In this final installment on my thoughts on game show questions, I decided it'd be better to take a more thorough approach: Whether questions should be categorized or not.
Non-categorized: On certain game shows, such as "Cash Cab", you don't know what category the questions come in. So you have to be ready for whatever questions get thrown away. This is the downside here of having these kinds of questions. The only upside is showing how broad a knowledge you've got.
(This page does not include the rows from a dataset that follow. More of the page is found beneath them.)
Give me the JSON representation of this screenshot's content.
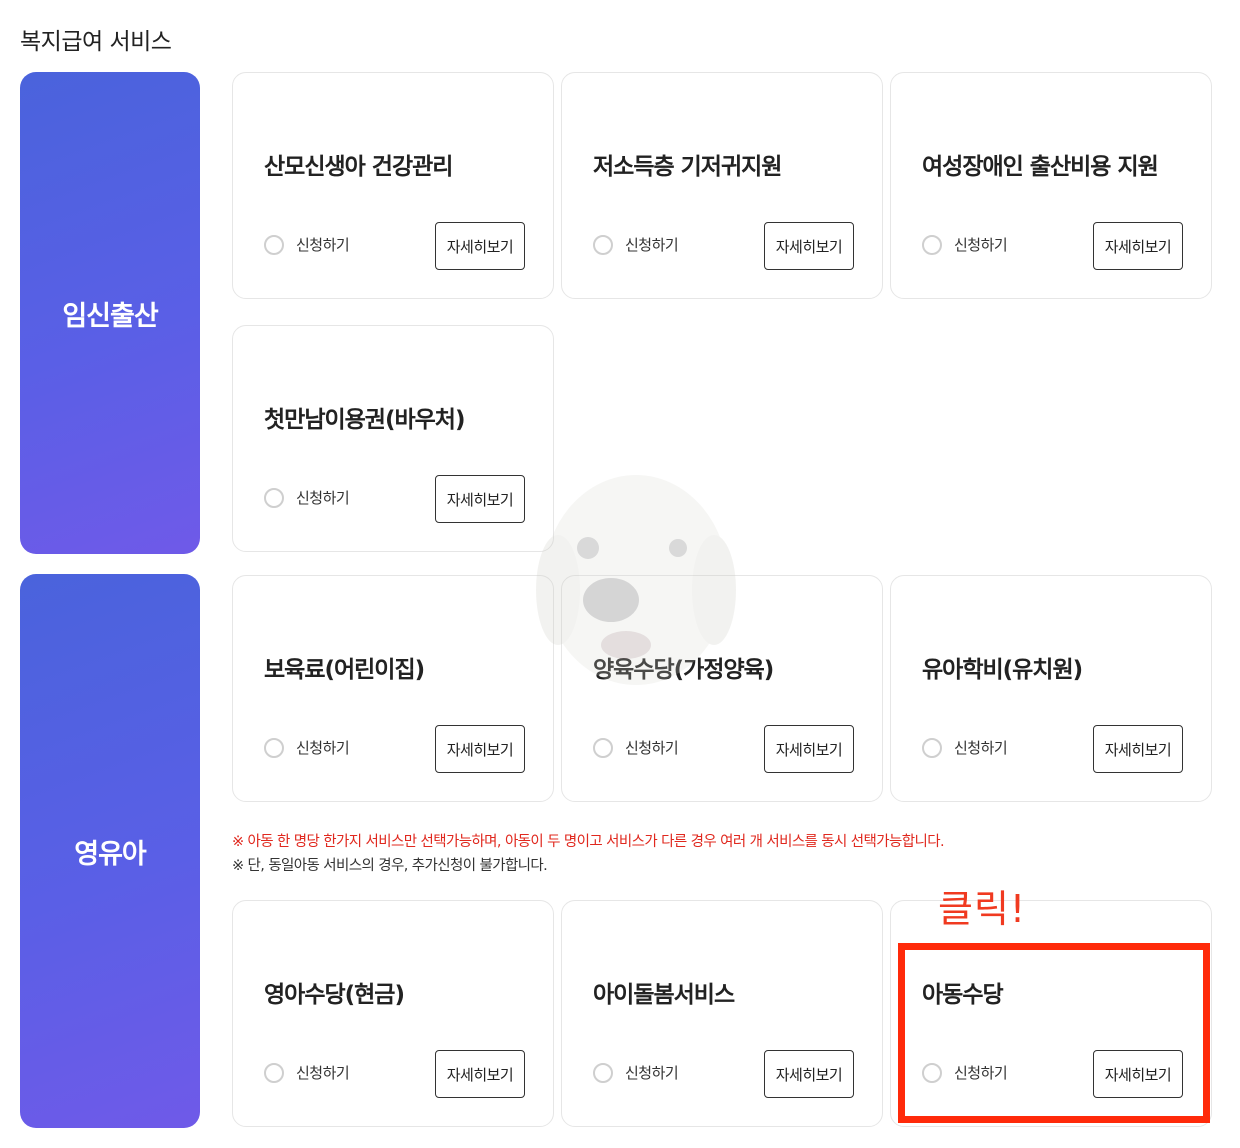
{
  "page_title": "복지급여 서비스",
  "common": {
    "apply_label": "신청하기",
    "detail_label": "자세히보기"
  },
  "categories": [
    {
      "label": "임신출산"
    },
    {
      "label": "영유아"
    }
  ],
  "pregnancy_services": [
    {
      "title": "산모신생아 건강관리"
    },
    {
      "title": "저소득층 기저귀지원"
    },
    {
      "title": "여성장애인 출산비용 지원"
    },
    {
      "title": "첫만남이용권(바우처)"
    }
  ],
  "infant_services_top": [
    {
      "title": "보육료(어린이집)"
    },
    {
      "title": "양육수당(가정양육)"
    },
    {
      "title": "유아학비(유치원)"
    }
  ],
  "notices": [
    "※ 아동 한 명당 한가지 서비스만 선택가능하며, 아동이 두 명이고 서비스가 다른 경우 여러 개 서비스를 동시 선택가능합니다.",
    "※ 단, 동일아동 서비스의 경우, 추가신청이 불가합니다."
  ],
  "infant_services_bottom": [
    {
      "title": "영아수당(현금)"
    },
    {
      "title": "아이돌봄서비스"
    },
    {
      "title": "아동수당"
    }
  ],
  "annotation": {
    "text": "클릭!",
    "color": "#ff2a0a"
  },
  "colors": {
    "category_gradient_start": "#4a63dc",
    "category_gradient_end": "#6f5ae8",
    "notice_red": "#e0281e"
  }
}
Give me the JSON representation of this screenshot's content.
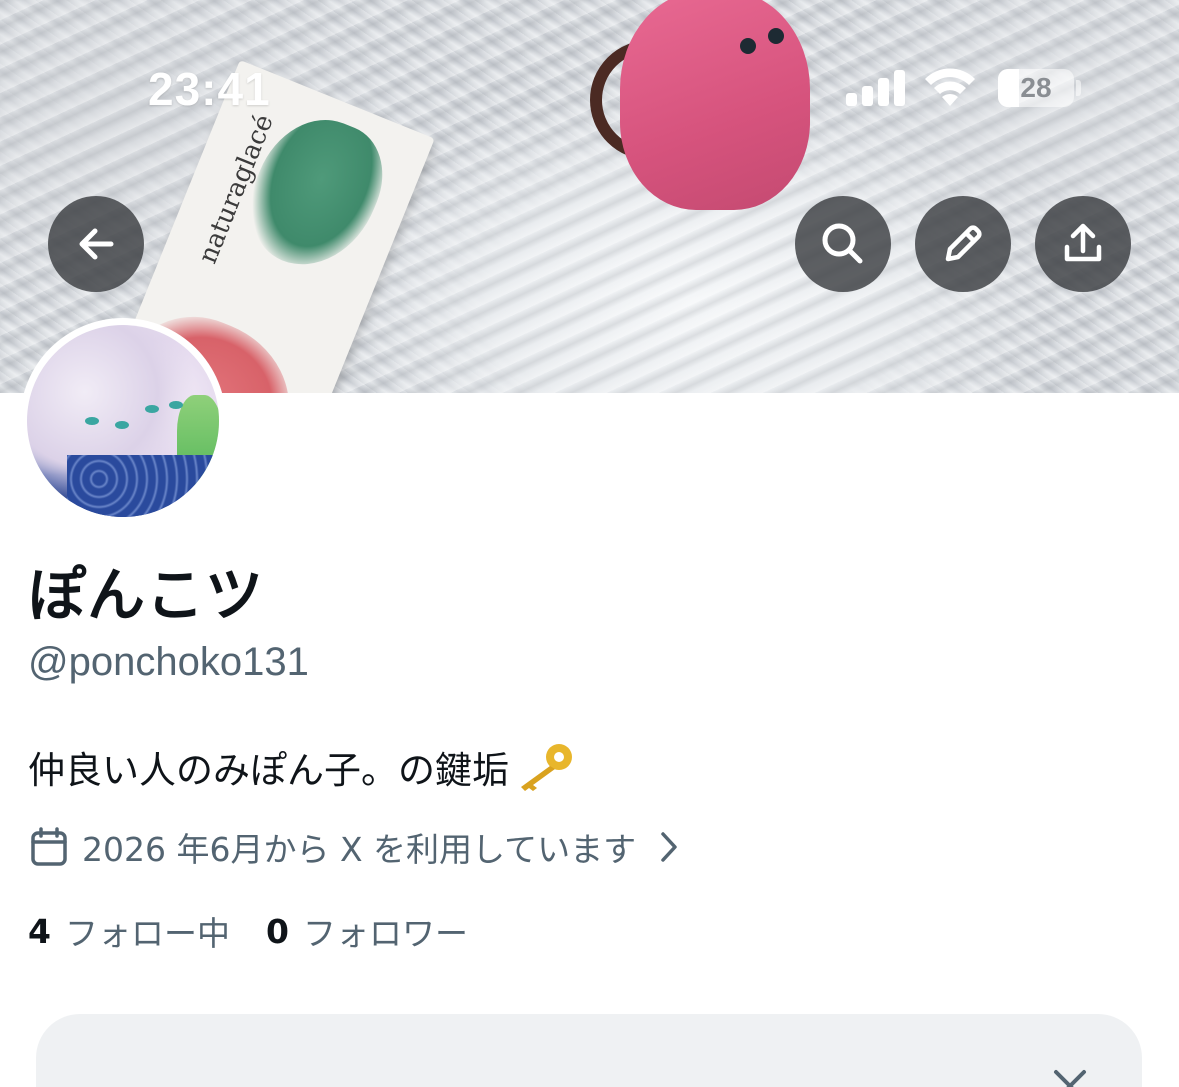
{
  "status_bar": {
    "time": "23:41",
    "battery_level": "28",
    "battery_fraction": 0.28,
    "icons": [
      "cellular-signal-icon",
      "wifi-icon",
      "battery-icon"
    ]
  },
  "header": {
    "buttons": [
      "back-arrow-icon",
      "search-icon",
      "edit-pencil-icon",
      "share-upload-icon"
    ]
  },
  "banner": {
    "lipstick_box_text": "naturaglacé"
  },
  "profile": {
    "display_name": "ぽんこツ",
    "handle": "@ponchoko131",
    "bio": "仲良い人のみぽん子。の鍵垢",
    "bio_emoji_icon": "key-icon",
    "joined": "2026 年6月から X を利用しています",
    "following_count": "4",
    "following_label": "フォロー中",
    "followers_count": "0",
    "followers_label": "フォロワー"
  },
  "colors": {
    "primary_text": "#0f1419",
    "secondary_text": "#536471",
    "card_background": "#eff1f3",
    "header_button_bg": "#3c3e42"
  }
}
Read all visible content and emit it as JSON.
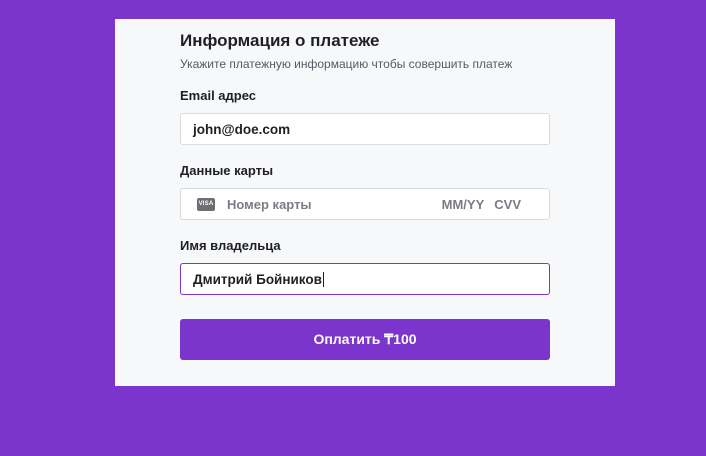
{
  "header": {
    "title": "Информация о платеже",
    "subtitle": "Укажите платежную информацию чтобы совершить платеж"
  },
  "email": {
    "label": "Email адрес",
    "value": "john@doe.com"
  },
  "card": {
    "label": "Данные карты",
    "brand_icon": "VISA",
    "number_placeholder": "Номер карты",
    "expiry_placeholder": "MM/YY",
    "cvv_placeholder": "CVV"
  },
  "holder": {
    "label": "Имя владельца",
    "value": "Дмитрий Бойников"
  },
  "pay_button": {
    "label": "Оплатить ₸100"
  },
  "colors": {
    "background": "#7b35cc",
    "panel": "#f7f8fa",
    "accent": "#7b35cc"
  }
}
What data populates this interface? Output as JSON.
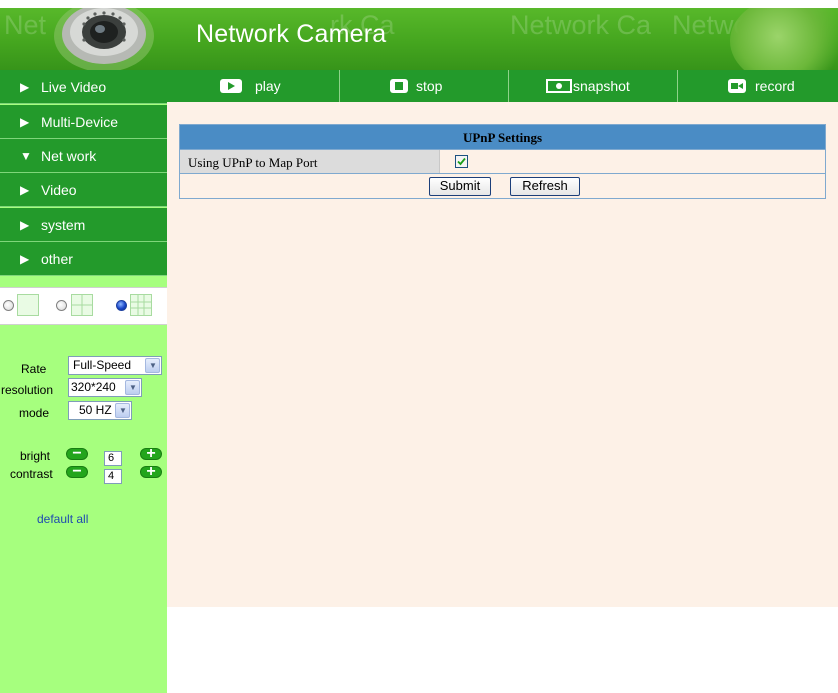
{
  "header": {
    "title": "Network Camera",
    "watermark": "Network Camera"
  },
  "sidebar": {
    "items": [
      {
        "label": "Live Video",
        "arrow": "▶"
      },
      {
        "label": "Multi-Device",
        "arrow": "▶"
      },
      {
        "label": "Net work",
        "arrow": "▼"
      },
      {
        "label": "Video",
        "arrow": "▶"
      },
      {
        "label": "system",
        "arrow": "▶"
      },
      {
        "label": "other",
        "arrow": "▶"
      }
    ],
    "controls": {
      "rate_label": "Rate",
      "rate_value": "Full-Speed",
      "resolution_label": "resolution",
      "resolution_value": "320*240",
      "mode_label": "mode",
      "mode_value": "50 HZ",
      "bright_label": "bright",
      "bright_value": "6",
      "contrast_label": "contrast",
      "contrast_value": "4",
      "minus": "−",
      "plus": "+"
    },
    "default_all": "default all"
  },
  "toolbar": {
    "play": "play",
    "stop": "stop",
    "snapshot": "snapshot",
    "record": "record"
  },
  "upnp": {
    "title": "UPnP Settings",
    "field_label": "Using UPnP to Map Port",
    "checked": true,
    "submit": "Submit",
    "refresh": "Refresh"
  },
  "colors": {
    "nav_green": "#239a2b",
    "sidebar_bg": "#a6ff7e",
    "content_bg": "#fdf1e7",
    "table_header": "#4a8cc5"
  }
}
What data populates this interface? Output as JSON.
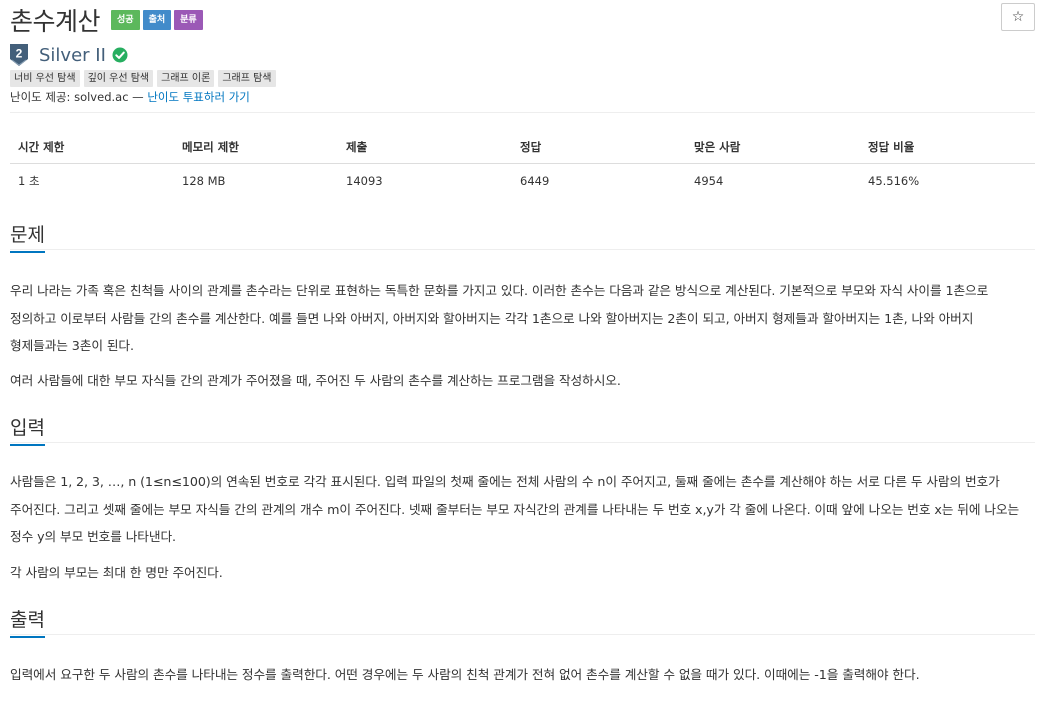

But another downside is that you end up with questions in categories you know very little about.
Categorized: This is the better choice, IMO. When questions are grouped into categories, you can choose which one you think you have the best knowledge of. Examples of this include "Jeopardy!", "Hollywood Showdown", "The Joker's Wild", "Tic Tac Dough", and "Bullseye". The last remaining B&E show, "Hot Potato", only uses a category in its bonus game...and you are stuck with that category for the 5 questions that could lead you to well over $5,000; whether you like the category or not, and whether you know the category or not. Even the Million-Dollar game shows had categories: The 2000 revival of "Twenty-One" played just like the original, ensuring all the questions were categorized. Even its True-False bonus game, where champs could add a whopping $210,000 to their total winnings, had a category. And like "Hot Potato", you were stuck with the category whether you liked it or not and whether you knew it or not; however, you always had a chance to stop and take the money if you were uncomfortable with the category. On "Greed", after the $25,000-$100,000 questions, the $200,000-$2,000,000 ($4,000,000 on "Super Greed") all had 4 correct answers each, and to help the Captain decide whether to go on to those questions, they were given the category for each one. If they were confident in the category they could go on..but more often than not, they looked at how much money they had before going on, rather than the knowledge of the category, as a wrong answer on any question cost the team everything (except the $10,000 or more from Terminators). From Seasons 7-12, as well as the 2009 primetime run, all the questions had categories, but unfortunately, there was one category tied to each question. So you didn't get to pick which category you wanted to go with each question. On "Are You Smarter Than a 5th Grader?" each of the 5 grade levels had 2 categories per level (or "school subjects" in keeping with the show's theme), and on the daytime show, the amount of money was appropriately tied with each grade level; but on the nighttime show, whenever you picked a subject, the higher up the ladder you went, the more difficult the questions became, so the producers would come re-word the questions as the game went along.